--- START ---
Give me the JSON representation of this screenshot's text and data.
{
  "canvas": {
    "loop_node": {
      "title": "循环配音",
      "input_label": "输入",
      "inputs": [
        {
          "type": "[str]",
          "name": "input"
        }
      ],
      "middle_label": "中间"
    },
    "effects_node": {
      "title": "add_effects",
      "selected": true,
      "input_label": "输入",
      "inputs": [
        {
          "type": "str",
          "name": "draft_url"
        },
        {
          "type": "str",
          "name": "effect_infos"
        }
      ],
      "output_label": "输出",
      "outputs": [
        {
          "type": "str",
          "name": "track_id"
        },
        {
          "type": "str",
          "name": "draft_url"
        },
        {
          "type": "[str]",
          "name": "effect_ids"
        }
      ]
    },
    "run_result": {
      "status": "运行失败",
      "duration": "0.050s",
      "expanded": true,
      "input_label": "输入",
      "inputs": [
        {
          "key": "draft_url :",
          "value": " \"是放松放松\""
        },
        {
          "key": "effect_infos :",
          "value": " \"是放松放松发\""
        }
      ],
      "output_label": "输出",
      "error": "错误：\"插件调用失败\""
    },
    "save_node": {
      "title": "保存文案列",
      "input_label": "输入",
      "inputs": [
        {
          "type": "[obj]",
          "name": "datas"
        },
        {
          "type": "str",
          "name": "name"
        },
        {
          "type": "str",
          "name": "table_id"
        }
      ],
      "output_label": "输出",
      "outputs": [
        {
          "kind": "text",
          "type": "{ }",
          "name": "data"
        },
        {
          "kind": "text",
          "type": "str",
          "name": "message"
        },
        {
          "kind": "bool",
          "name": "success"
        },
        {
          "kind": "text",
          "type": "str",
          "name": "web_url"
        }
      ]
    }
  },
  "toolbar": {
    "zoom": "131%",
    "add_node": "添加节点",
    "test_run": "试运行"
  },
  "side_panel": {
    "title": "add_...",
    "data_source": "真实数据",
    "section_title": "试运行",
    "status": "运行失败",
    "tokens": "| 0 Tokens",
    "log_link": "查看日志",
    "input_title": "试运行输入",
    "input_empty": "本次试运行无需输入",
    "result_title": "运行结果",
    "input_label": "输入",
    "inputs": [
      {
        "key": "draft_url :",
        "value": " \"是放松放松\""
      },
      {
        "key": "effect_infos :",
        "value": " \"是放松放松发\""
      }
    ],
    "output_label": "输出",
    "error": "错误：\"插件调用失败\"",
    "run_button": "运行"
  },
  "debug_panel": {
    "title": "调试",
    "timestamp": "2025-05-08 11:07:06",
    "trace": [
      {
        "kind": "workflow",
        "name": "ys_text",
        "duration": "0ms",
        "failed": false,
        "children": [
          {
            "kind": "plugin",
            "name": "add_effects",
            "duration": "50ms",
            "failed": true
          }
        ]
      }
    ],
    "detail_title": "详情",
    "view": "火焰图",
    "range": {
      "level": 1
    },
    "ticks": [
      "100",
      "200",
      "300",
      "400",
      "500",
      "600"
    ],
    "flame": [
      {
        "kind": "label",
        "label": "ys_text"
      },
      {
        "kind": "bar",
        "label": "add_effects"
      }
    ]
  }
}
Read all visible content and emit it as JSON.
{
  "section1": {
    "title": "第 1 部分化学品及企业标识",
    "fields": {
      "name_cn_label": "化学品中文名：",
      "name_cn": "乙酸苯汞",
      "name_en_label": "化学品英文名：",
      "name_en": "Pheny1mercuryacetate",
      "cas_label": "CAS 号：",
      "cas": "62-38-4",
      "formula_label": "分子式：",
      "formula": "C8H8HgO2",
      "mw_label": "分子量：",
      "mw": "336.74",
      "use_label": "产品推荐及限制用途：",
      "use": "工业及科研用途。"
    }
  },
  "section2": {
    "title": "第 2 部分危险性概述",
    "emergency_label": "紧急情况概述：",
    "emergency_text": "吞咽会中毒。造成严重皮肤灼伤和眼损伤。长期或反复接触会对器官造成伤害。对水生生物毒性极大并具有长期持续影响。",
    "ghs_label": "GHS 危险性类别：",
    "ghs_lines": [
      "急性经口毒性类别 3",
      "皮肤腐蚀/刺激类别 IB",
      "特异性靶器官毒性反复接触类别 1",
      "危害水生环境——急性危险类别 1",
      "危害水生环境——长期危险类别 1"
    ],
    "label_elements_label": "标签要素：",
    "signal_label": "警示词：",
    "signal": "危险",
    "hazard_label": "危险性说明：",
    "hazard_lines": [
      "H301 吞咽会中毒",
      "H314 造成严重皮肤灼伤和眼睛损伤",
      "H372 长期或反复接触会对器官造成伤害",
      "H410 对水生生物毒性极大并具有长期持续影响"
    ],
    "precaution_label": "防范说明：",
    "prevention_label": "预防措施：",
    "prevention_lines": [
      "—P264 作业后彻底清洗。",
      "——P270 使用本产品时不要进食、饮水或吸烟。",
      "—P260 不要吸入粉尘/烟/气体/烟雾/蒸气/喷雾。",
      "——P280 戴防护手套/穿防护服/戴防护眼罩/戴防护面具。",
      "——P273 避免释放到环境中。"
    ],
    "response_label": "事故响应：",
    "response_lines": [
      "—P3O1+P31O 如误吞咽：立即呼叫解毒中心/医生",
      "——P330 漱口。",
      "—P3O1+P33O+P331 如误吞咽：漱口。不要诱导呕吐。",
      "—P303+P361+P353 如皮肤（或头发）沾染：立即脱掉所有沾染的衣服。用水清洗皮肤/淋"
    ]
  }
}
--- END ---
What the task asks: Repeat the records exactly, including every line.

Answer to this task:
Give me the JSON representation of this screenshot's text and data.
{
  "canvas": {
    "loop_node": {
      "title": "循环配音",
      "input_label": "输入",
      "inputs": [
        {
          "type": "[str]",
          "name": "input"
        }
      ],
      "middle_label": "中间"
    },
    "effects_node": {
      "title": "add_effects",
      "selected": true,
      "input_label": "输入",
      "inputs": [
        {
          "type": "str",
          "name": "draft_url"
        },
        {
          "type": "str",
          "name": "effect_infos"
        }
      ],
      "output_label": "输出",
      "outputs": [
        {
          "type": "str",
          "name": "track_id"
        },
        {
          "type": "str",
          "name": "draft_url"
        },
        {
          "type": "[str]",
          "name": "effect_ids"
        }
      ]
    },
    "run_result": {
      "status": "运行失败",
      "duration": "0.050s",
      "expanded": true,
      "input_label": "输入",
      "inputs": [
        {
          "key": "draft_url :",
          "value": " \"是放松放松\""
        },
        {
          "key": "effect_infos :",
          "value": " \"是放松放松发\""
        }
      ],
      "output_label": "输出",
      "error": "错误：\"插件调用失败\""
    },
    "save_node": {
      "title": "保存文案列",
      "input_label": "输入",
      "inputs": [
        {
          "type": "[obj]",
          "name": "datas"
        },
        {
          "type": "str",
          "name": "name"
        },
        {
          "type": "str",
          "name": "table_id"
        }
      ],
      "output_label": "输出",
      "outputs": [
        {
          "kind": "text",
          "type": "{ }",
          "name": "data"
        },
        {
          "kind": "text",
          "type": "str",
          "name": "message"
        },
        {
          "kind": "bool",
          "name": "success"
        },
        {
          "kind": "text",
          "type": "str",
          "name": "web_url"
        }
      ]
    }
  },
  "toolbar": {
    "zoom": "131%",
    "add_node": "添加节点",
    "test_run": "试运行"
  },
  "side_panel": {
    "title": "add_...",
    "data_source": "真实数据",
    "section_title": "试运行",
    "status": "运行失败",
    "tokens": "| 0 Tokens",
    "log_link": "查看日志",
    "input_title": "试运行输入",
    "input_empty": "本次试运行无需输入",
    "result_title": "运行结果",
    "input_label": "输入",
    "inputs": [
      {
        "key": "draft_url :",
        "value": " \"是放松放松\""
      },
      {
        "key": "effect_infos :",
        "value": " \"是放松放松发\""
      }
    ],
    "output_label": "输出",
    "error": "错误：\"插件调用失败\"",
    "run_button": "运行"
  },
  "debug_panel": {
    "title": "调试",
    "timestamp": "2025-05-08 11:07:06",
    "trace": [
      {
        "kind": "workflow",
        "name": "ys_text",
        "duration": "0ms",
        "failed": false,
        "children": [
          {
            "kind": "plugin",
            "name": "add_effects",
            "duration": "50ms",
            "failed": true
          }
        ]
      }
    ],
    "detail_title": "详情",
    "view": "火焰图",
    "range": {
      "level": 1
    },
    "ticks": [
      "100",
      "200",
      "300",
      "400",
      "500",
      "600"
    ],
    "flame": [
      {
        "kind": "label",
        "label": "ys_text"
      },
      {
        "kind": "bar",
        "label": "add_effects"
      }
    ]
  }
}
Read all visible content and emit it as JSON.
{
  "section1": {
    "title": "第 1 部分化学品及企业标识",
    "fields": {
      "name_cn_label": "化学品中文名：",
      "name_cn": "乙酸苯汞",
      "name_en_label": "化学品英文名：",
      "name_en": "Pheny1mercuryacetate",
      "cas_label": "CAS 号：",
      "cas": "62-38-4",
      "formula_label": "分子式：",
      "formula": "C8H8HgO2",
      "mw_label": "分子量：",
      "mw": "336.74",
      "use_label": "产品推荐及限制用途：",
      "use": "工业及科研用途。"
    }
  },
  "section2": {
    "title": "第 2 部分危险性概述",
    "emergency_label": "紧急情况概述：",
    "emergency_text": "吞咽会中毒。造成严重皮肤灼伤和眼损伤。长期或反复接触会对器官造成伤害。对水生生物毒性极大并具有长期持续影响。",
    "ghs_label": "GHS 危险性类别：",
    "ghs_lines": [
      "急性经口毒性类别 3",
      "皮肤腐蚀/刺激类别 IB",
      "特异性靶器官毒性反复接触类别 1",
      "危害水生环境——急性危险类别 1",
      "危害水生环境——长期危险类别 1"
    ],
    "label_elements_label": "标签要素：",
    "signal_label": "警示词：",
    "signal": "危险",
    "hazard_label": "危险性说明：",
    "hazard_lines": [
      "H301 吞咽会中毒",
      "H314 造成严重皮肤灼伤和眼睛损伤",
      "H372 长期或反复接触会对器官造成伤害",
      "H410 对水生生物毒性极大并具有长期持续影响"
    ],
    "precaution_label": "防范说明：",
    "prevention_label": "预防措施：",
    "prevention_lines": [
      "—P264 作业后彻底清洗。",
      "——P270 使用本产品时不要进食、饮水或吸烟。",
      "—P260 不要吸入粉尘/烟/气体/烟雾/蒸气/喷雾。",
      "——P280 戴防护手套/穿防护服/戴防护眼罩/戴防护面具。",
      "——P273 避免释放到环境中。"
    ],
    "response_label": "事故响应：",
    "response_lines": [
      "—P3O1+P31O 如误吞咽：立即呼叫解毒中心/医生",
      "——P330 漱口。",
      "—P3O1+P33O+P331 如误吞咽：漱口。不要诱导呕吐。",
      "—P303+P361+P353 如皮肤（或头发）沾染：立即脱掉所有沾染的衣服。用水清洗皮肤/淋"
    ]
  }
}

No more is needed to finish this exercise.